Data about app and page elements:
_ _ _

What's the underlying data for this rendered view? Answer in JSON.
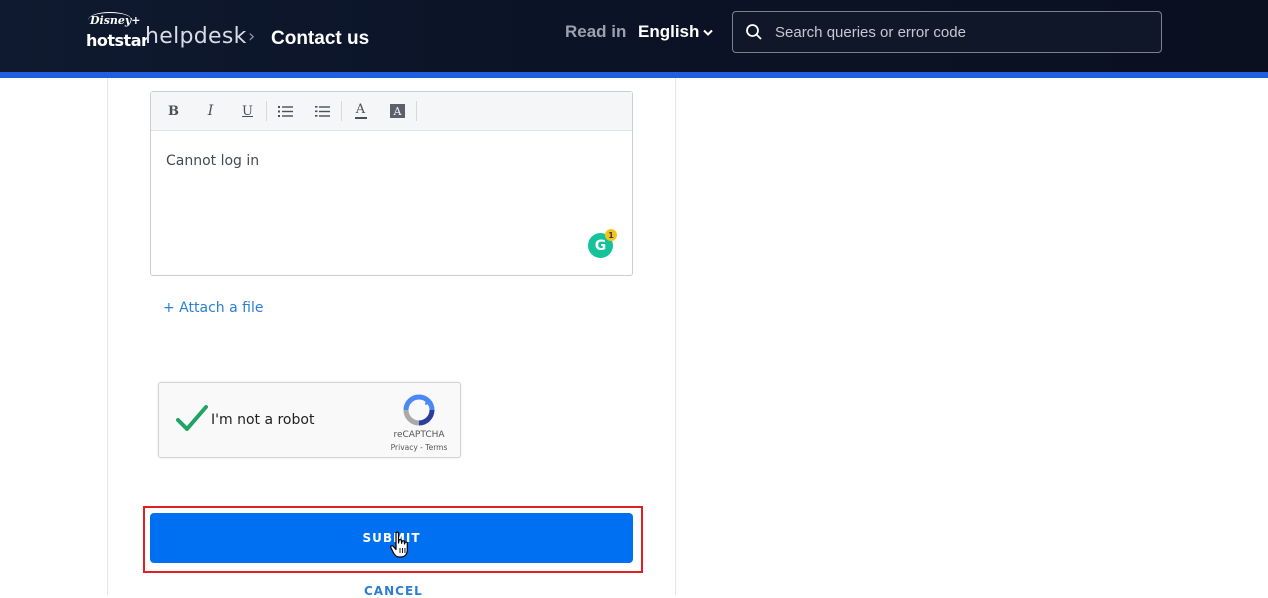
{
  "header": {
    "logo": {
      "line1": "Disney+",
      "line2": "hotstar"
    },
    "brand": "helpdesk",
    "breadcrumb_separator": "›",
    "breadcrumb_current": "Contact us",
    "read_in_label": "Read in",
    "language": "English",
    "search": {
      "placeholder": "Search queries or error code",
      "value": ""
    },
    "colors": {
      "background": "#0b1326",
      "accent_bar": "#1f5fe0"
    }
  },
  "form": {
    "editor": {
      "toolbar": [
        {
          "name": "bold",
          "glyph": "B"
        },
        {
          "name": "italic",
          "glyph": "I"
        },
        {
          "name": "underline",
          "glyph": "U"
        },
        {
          "name": "bulleted-list",
          "glyph": "bulleted-list-icon"
        },
        {
          "name": "numbered-list",
          "glyph": "numbered-list-icon"
        },
        {
          "name": "font-color",
          "glyph": "A"
        },
        {
          "name": "background-color",
          "glyph": "A"
        }
      ],
      "content": "Cannot log in",
      "grammarly": {
        "letter": "G",
        "count": "1"
      }
    },
    "attach_label": "+ Attach a file",
    "captcha": {
      "label": "I'm not a robot",
      "brand": "reCAPTCHA",
      "links": "Privacy - Terms",
      "checked": true
    },
    "submit_label": "SUBMIT",
    "cancel_label": "CANCEL",
    "colors": {
      "primary": "#0070f3",
      "link": "#2a7fd4",
      "highlight": "#e02020"
    }
  }
}
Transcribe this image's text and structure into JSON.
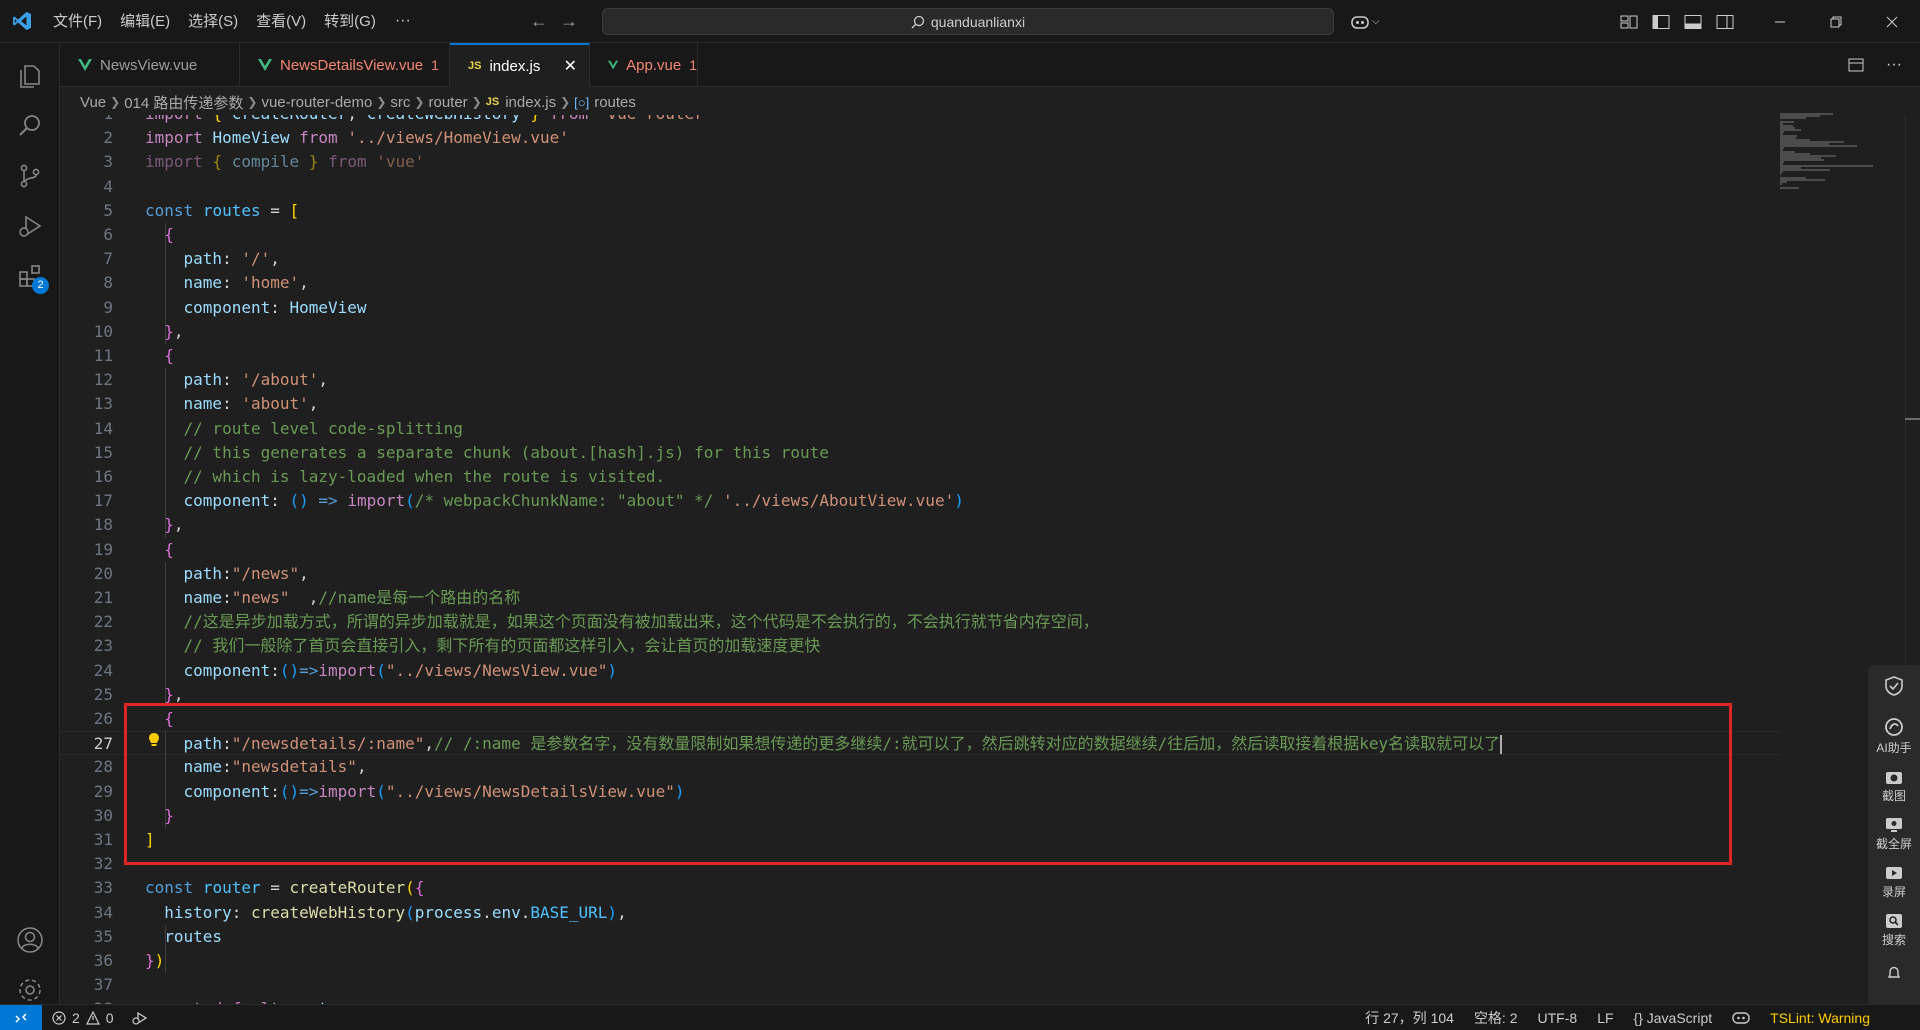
{
  "titlebar": {
    "menus": [
      "文件(F)",
      "编辑(E)",
      "选择(S)",
      "查看(V)",
      "转到(G)"
    ],
    "more": "···",
    "search_text": "quanduanlianxi"
  },
  "activitybar": {
    "extensions_badge": "2"
  },
  "tabs": [
    {
      "label": "NewsView.vue",
      "type": "vue",
      "error": false,
      "count": ""
    },
    {
      "label": "NewsDetailsView.vue",
      "type": "vue",
      "error": true,
      "count": "1"
    },
    {
      "label": "index.js",
      "type": "js",
      "active": true,
      "count": ""
    },
    {
      "label": "App.vue",
      "type": "vue",
      "error": true,
      "count": "1"
    }
  ],
  "breadcrumb": [
    "Vue",
    "014 路由传递参数",
    "vue-router-demo",
    "src",
    "router",
    "index.js",
    "routes"
  ],
  "code_lines": [
    {
      "n": "1",
      "tokens": [
        [
          "kw",
          "import"
        ],
        [
          "pl",
          " "
        ],
        [
          "b1",
          "{"
        ],
        [
          "pl",
          " "
        ],
        [
          "vr",
          "createRouter"
        ],
        [
          "pl",
          ", "
        ],
        [
          "vr",
          "createWebHistory"
        ],
        [
          "pl",
          " "
        ],
        [
          "b1",
          "}"
        ],
        [
          "pl",
          " "
        ],
        [
          "kw",
          "from"
        ],
        [
          "pl",
          " "
        ],
        [
          "str",
          "'vue-router'"
        ]
      ]
    },
    {
      "n": "2",
      "tokens": [
        [
          "kw",
          "import"
        ],
        [
          "pl",
          " "
        ],
        [
          "vr",
          "HomeView"
        ],
        [
          "pl",
          " "
        ],
        [
          "kw",
          "from"
        ],
        [
          "pl",
          " "
        ],
        [
          "str",
          "'../views/HomeView.vue'"
        ]
      ]
    },
    {
      "n": "3",
      "dim": true,
      "tokens": [
        [
          "kw",
          "import"
        ],
        [
          "pl",
          " "
        ],
        [
          "b1",
          "{"
        ],
        [
          "pl",
          " "
        ],
        [
          "vr",
          "compile"
        ],
        [
          "pl",
          " "
        ],
        [
          "b1",
          "}"
        ],
        [
          "pl",
          " "
        ],
        [
          "kw",
          "from"
        ],
        [
          "pl",
          " "
        ],
        [
          "str",
          "'vue'"
        ]
      ]
    },
    {
      "n": "4",
      "tokens": []
    },
    {
      "n": "5",
      "tokens": [
        [
          "st",
          "const"
        ],
        [
          "pl",
          " "
        ],
        [
          "cn",
          "routes"
        ],
        [
          "pl",
          " = "
        ],
        [
          "b1",
          "["
        ]
      ]
    },
    {
      "n": "6",
      "tokens": [
        [
          "pl",
          "  "
        ],
        [
          "b2",
          "{"
        ]
      ]
    },
    {
      "n": "7",
      "tokens": [
        [
          "pl",
          "    "
        ],
        [
          "vr",
          "path"
        ],
        [
          "pl",
          ": "
        ],
        [
          "str",
          "'/'"
        ],
        [
          "pl",
          ","
        ]
      ]
    },
    {
      "n": "8",
      "tokens": [
        [
          "pl",
          "    "
        ],
        [
          "vr",
          "name"
        ],
        [
          "pl",
          ": "
        ],
        [
          "str",
          "'home'"
        ],
        [
          "pl",
          ","
        ]
      ]
    },
    {
      "n": "9",
      "tokens": [
        [
          "pl",
          "    "
        ],
        [
          "vr",
          "component"
        ],
        [
          "pl",
          ": "
        ],
        [
          "vr",
          "HomeView"
        ]
      ]
    },
    {
      "n": "10",
      "tokens": [
        [
          "pl",
          "  "
        ],
        [
          "b2",
          "}"
        ],
        [
          "pl",
          ","
        ]
      ]
    },
    {
      "n": "11",
      "tokens": [
        [
          "pl",
          "  "
        ],
        [
          "b2",
          "{"
        ]
      ]
    },
    {
      "n": "12",
      "tokens": [
        [
          "pl",
          "    "
        ],
        [
          "vr",
          "path"
        ],
        [
          "pl",
          ": "
        ],
        [
          "str",
          "'/about'"
        ],
        [
          "pl",
          ","
        ]
      ]
    },
    {
      "n": "13",
      "tokens": [
        [
          "pl",
          "    "
        ],
        [
          "vr",
          "name"
        ],
        [
          "pl",
          ": "
        ],
        [
          "str",
          "'about'"
        ],
        [
          "pl",
          ","
        ]
      ]
    },
    {
      "n": "14",
      "tokens": [
        [
          "pl",
          "    "
        ],
        [
          "cm",
          "// route level code-splitting"
        ]
      ]
    },
    {
      "n": "15",
      "tokens": [
        [
          "pl",
          "    "
        ],
        [
          "cm",
          "// this generates a separate chunk (about.[hash].js) for this route"
        ]
      ]
    },
    {
      "n": "16",
      "tokens": [
        [
          "pl",
          "    "
        ],
        [
          "cm",
          "// which is lazy-loaded when the route is visited."
        ]
      ]
    },
    {
      "n": "17",
      "tokens": [
        [
          "pl",
          "    "
        ],
        [
          "vr",
          "component"
        ],
        [
          "pl",
          ": "
        ],
        [
          "b3",
          "()"
        ],
        [
          "pl",
          " "
        ],
        [
          "st",
          "=>"
        ],
        [
          "pl",
          " "
        ],
        [
          "kw",
          "import"
        ],
        [
          "b3",
          "("
        ],
        [
          "cm",
          "/* webpackChunkName: \"about\" */"
        ],
        [
          "pl",
          " "
        ],
        [
          "str",
          "'../views/AboutView.vue'"
        ],
        [
          "b3",
          ")"
        ]
      ]
    },
    {
      "n": "18",
      "tokens": [
        [
          "pl",
          "  "
        ],
        [
          "b2",
          "}"
        ],
        [
          "pl",
          ","
        ]
      ]
    },
    {
      "n": "19",
      "tokens": [
        [
          "pl",
          "  "
        ],
        [
          "b2",
          "{"
        ]
      ]
    },
    {
      "n": "20",
      "tokens": [
        [
          "pl",
          "    "
        ],
        [
          "vr",
          "path"
        ],
        [
          "pl",
          ":"
        ],
        [
          "str",
          "\"/news\""
        ],
        [
          "pl",
          ","
        ]
      ]
    },
    {
      "n": "21",
      "tokens": [
        [
          "pl",
          "    "
        ],
        [
          "vr",
          "name"
        ],
        [
          "pl",
          ":"
        ],
        [
          "str",
          "\"news\""
        ],
        [
          "pl",
          "  ,"
        ],
        [
          "cm",
          "//name是每一个路由的名称"
        ]
      ]
    },
    {
      "n": "22",
      "tokens": [
        [
          "pl",
          "    "
        ],
        [
          "cm",
          "//这是异步加载方式，所谓的异步加载就是，如果这个页面没有被加载出来，这个代码是不会执行的，不会执行就节省内存空间，"
        ]
      ]
    },
    {
      "n": "23",
      "tokens": [
        [
          "pl",
          "    "
        ],
        [
          "cm",
          "// 我们一般除了首页会直接引入，剩下所有的页面都这样引入，会让首页的加载速度更快"
        ]
      ]
    },
    {
      "n": "24",
      "tokens": [
        [
          "pl",
          "    "
        ],
        [
          "vr",
          "component"
        ],
        [
          "pl",
          ":"
        ],
        [
          "b3",
          "()"
        ],
        [
          "st",
          "=>"
        ],
        [
          "kw",
          "import"
        ],
        [
          "b3",
          "("
        ],
        [
          "str",
          "\"../views/NewsView.vue\""
        ],
        [
          "b3",
          ")"
        ]
      ]
    },
    {
      "n": "25",
      "tokens": [
        [
          "pl",
          "  "
        ],
        [
          "b2",
          "}"
        ],
        [
          "pl",
          ","
        ]
      ]
    },
    {
      "n": "26",
      "tokens": [
        [
          "pl",
          "  "
        ],
        [
          "b2",
          "{"
        ]
      ]
    },
    {
      "n": "27",
      "current": true,
      "tokens": [
        [
          "pl",
          "    "
        ],
        [
          "vr",
          "path"
        ],
        [
          "pl",
          ":"
        ],
        [
          "str",
          "\"/newsdetails/:name\""
        ],
        [
          "pl",
          ","
        ],
        [
          "cm",
          "// /:name 是参数名字，没有数量限制如果想传递的更多继续/:就可以了，然后跳转对应的数据继续/往后加，然后读取接着根据key名读取就可以了"
        ]
      ]
    },
    {
      "n": "28",
      "tokens": [
        [
          "pl",
          "    "
        ],
        [
          "vr",
          "name"
        ],
        [
          "pl",
          ":"
        ],
        [
          "str",
          "\"newsdetails\""
        ],
        [
          "pl",
          ","
        ]
      ]
    },
    {
      "n": "29",
      "tokens": [
        [
          "pl",
          "    "
        ],
        [
          "vr",
          "component"
        ],
        [
          "pl",
          ":"
        ],
        [
          "b3",
          "()"
        ],
        [
          "st",
          "=>"
        ],
        [
          "kw",
          "import"
        ],
        [
          "b3",
          "("
        ],
        [
          "str",
          "\"../views/NewsDetailsView.vue\""
        ],
        [
          "b3",
          ")"
        ]
      ]
    },
    {
      "n": "30",
      "tokens": [
        [
          "pl",
          "  "
        ],
        [
          "b2",
          "}"
        ]
      ]
    },
    {
      "n": "31",
      "tokens": [
        [
          "b1",
          "]"
        ]
      ]
    },
    {
      "n": "32",
      "tokens": []
    },
    {
      "n": "33",
      "tokens": [
        [
          "st",
          "const"
        ],
        [
          "pl",
          " "
        ],
        [
          "cn",
          "router"
        ],
        [
          "pl",
          " = "
        ],
        [
          "fn",
          "createRouter"
        ],
        [
          "b1",
          "("
        ],
        [
          "b2",
          "{"
        ]
      ]
    },
    {
      "n": "34",
      "tokens": [
        [
          "pl",
          "  "
        ],
        [
          "vr",
          "history"
        ],
        [
          "pl",
          ": "
        ],
        [
          "fn",
          "createWebHistory"
        ],
        [
          "b3",
          "("
        ],
        [
          "vr",
          "process"
        ],
        [
          "pl",
          "."
        ],
        [
          "vr",
          "env"
        ],
        [
          "pl",
          "."
        ],
        [
          "cn",
          "BASE_URL"
        ],
        [
          "b3",
          ")"
        ],
        [
          "pl",
          ","
        ]
      ]
    },
    {
      "n": "35",
      "tokens": [
        [
          "pl",
          "  "
        ],
        [
          "vr",
          "routes"
        ]
      ]
    },
    {
      "n": "36",
      "tokens": [
        [
          "b2",
          "}"
        ],
        [
          "b1",
          ")"
        ]
      ]
    },
    {
      "n": "37",
      "tokens": []
    },
    {
      "n": "38",
      "tokens": [
        [
          "kw",
          "export"
        ],
        [
          "pl",
          " "
        ],
        [
          "kw",
          "default"
        ],
        [
          "pl",
          " "
        ],
        [
          "vr",
          "router"
        ]
      ]
    }
  ],
  "sidetools": [
    {
      "label": "",
      "icon": "shield-check-icon"
    },
    {
      "label": "AI助手",
      "icon": "ai-assistant-icon"
    },
    {
      "label": "截图",
      "icon": "camera-icon"
    },
    {
      "label": "截全屏",
      "icon": "fullscreen-capture-icon"
    },
    {
      "label": "录屏",
      "icon": "record-icon"
    },
    {
      "label": "搜索",
      "icon": "search-icon"
    }
  ],
  "statusbar": {
    "errors": "2",
    "warnings": "0",
    "position": "行 27，列 104",
    "spaces": "空格: 2",
    "encoding": "UTF-8",
    "eol": "LF",
    "language": "{} JavaScript",
    "tslint": "TSLint: Warning"
  },
  "colors": {
    "accent": "#0078d4",
    "highlight_box": "#e02525",
    "editor_bg": "#1f1f1f"
  }
}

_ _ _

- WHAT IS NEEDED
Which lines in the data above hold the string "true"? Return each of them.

- OUTPUT OF THE TASK
      "checked": true
      "error": true,
      "active": true,
      "error": true,
      "dim": true,
      "current": true,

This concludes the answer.